▸ About this task
The records below are to be reproduced exactly, with the pictures left out.

▸ Data records
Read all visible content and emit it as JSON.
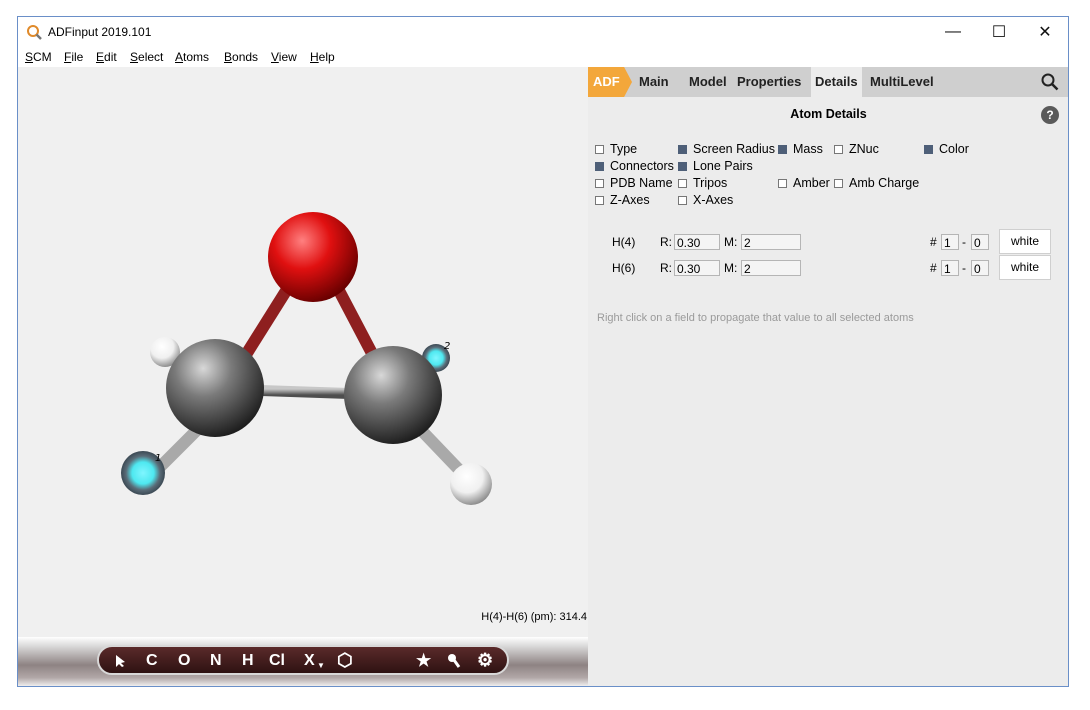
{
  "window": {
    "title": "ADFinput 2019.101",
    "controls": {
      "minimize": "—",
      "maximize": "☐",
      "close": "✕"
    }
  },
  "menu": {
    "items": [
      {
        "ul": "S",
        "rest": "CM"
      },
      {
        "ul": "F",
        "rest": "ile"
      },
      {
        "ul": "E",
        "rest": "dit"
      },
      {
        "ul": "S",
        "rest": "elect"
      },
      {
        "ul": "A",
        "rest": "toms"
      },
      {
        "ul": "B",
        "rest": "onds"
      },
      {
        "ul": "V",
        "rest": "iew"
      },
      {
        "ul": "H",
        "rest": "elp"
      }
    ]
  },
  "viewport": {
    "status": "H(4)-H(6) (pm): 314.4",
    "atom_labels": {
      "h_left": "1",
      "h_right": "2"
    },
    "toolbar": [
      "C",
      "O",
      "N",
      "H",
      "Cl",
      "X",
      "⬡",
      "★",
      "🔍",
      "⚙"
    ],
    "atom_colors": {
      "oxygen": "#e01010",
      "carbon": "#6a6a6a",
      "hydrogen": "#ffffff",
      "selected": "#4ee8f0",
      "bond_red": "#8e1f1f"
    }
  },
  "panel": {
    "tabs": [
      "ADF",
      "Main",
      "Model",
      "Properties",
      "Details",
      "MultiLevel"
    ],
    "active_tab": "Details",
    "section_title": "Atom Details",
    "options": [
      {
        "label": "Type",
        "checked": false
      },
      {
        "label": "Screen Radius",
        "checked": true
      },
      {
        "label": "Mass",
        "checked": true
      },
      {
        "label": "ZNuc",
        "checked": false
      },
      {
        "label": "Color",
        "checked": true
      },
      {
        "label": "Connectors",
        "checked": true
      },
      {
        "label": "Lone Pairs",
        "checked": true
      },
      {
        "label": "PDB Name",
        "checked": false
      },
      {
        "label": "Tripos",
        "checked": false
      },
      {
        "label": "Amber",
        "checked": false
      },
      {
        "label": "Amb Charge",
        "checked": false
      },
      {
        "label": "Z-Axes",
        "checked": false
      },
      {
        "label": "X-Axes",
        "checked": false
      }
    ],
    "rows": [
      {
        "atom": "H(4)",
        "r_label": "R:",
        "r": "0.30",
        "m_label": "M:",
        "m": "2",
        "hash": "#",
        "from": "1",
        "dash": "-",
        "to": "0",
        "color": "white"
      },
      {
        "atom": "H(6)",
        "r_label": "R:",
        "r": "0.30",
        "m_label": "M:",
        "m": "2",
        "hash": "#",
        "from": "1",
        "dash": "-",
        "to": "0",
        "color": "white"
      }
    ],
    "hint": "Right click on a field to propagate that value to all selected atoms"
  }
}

▸ Your response
Read all visible content and emit it as JSON.
{
  "window": {
    "title": "ADFinput 2019.101",
    "controls": {
      "minimize": "—",
      "maximize": "☐",
      "close": "✕"
    }
  },
  "menu": {
    "items": [
      {
        "ul": "S",
        "rest": "CM"
      },
      {
        "ul": "F",
        "rest": "ile"
      },
      {
        "ul": "E",
        "rest": "dit"
      },
      {
        "ul": "S",
        "rest": "elect"
      },
      {
        "ul": "A",
        "rest": "toms"
      },
      {
        "ul": "B",
        "rest": "onds"
      },
      {
        "ul": "V",
        "rest": "iew"
      },
      {
        "ul": "H",
        "rest": "elp"
      }
    ]
  },
  "viewport": {
    "status": "H(4)-H(6) (pm): 314.4",
    "atom_labels": {
      "h_left": "1",
      "h_right": "2"
    },
    "toolbar": [
      "C",
      "O",
      "N",
      "H",
      "Cl",
      "X",
      "⬡",
      "★",
      "🔍",
      "⚙"
    ],
    "atom_colors": {
      "oxygen": "#e01010",
      "carbon": "#6a6a6a",
      "hydrogen": "#ffffff",
      "selected": "#4ee8f0",
      "bond_red": "#8e1f1f"
    }
  },
  "panel": {
    "tabs": [
      "ADF",
      "Main",
      "Model",
      "Properties",
      "Details",
      "MultiLevel"
    ],
    "active_tab": "Details",
    "section_title": "Atom Details",
    "options": [
      {
        "label": "Type",
        "checked": false
      },
      {
        "label": "Screen Radius",
        "checked": true
      },
      {
        "label": "Mass",
        "checked": true
      },
      {
        "label": "ZNuc",
        "checked": false
      },
      {
        "label": "Color",
        "checked": true
      },
      {
        "label": "Connectors",
        "checked": true
      },
      {
        "label": "Lone Pairs",
        "checked": true
      },
      {
        "label": "PDB Name",
        "checked": false
      },
      {
        "label": "Tripos",
        "checked": false
      },
      {
        "label": "Amber",
        "checked": false
      },
      {
        "label": "Amb Charge",
        "checked": false
      },
      {
        "label": "Z-Axes",
        "checked": false
      },
      {
        "label": "X-Axes",
        "checked": false
      }
    ],
    "rows": [
      {
        "atom": "H(4)",
        "r_label": "R:",
        "r": "0.30",
        "m_label": "M:",
        "m": "2",
        "hash": "#",
        "from": "1",
        "dash": "-",
        "to": "0",
        "color": "white"
      },
      {
        "atom": "H(6)",
        "r_label": "R:",
        "r": "0.30",
        "m_label": "M:",
        "m": "2",
        "hash": "#",
        "from": "1",
        "dash": "-",
        "to": "0",
        "color": "white"
      }
    ],
    "hint": "Right click on a field to propagate that value to all selected atoms"
  }
}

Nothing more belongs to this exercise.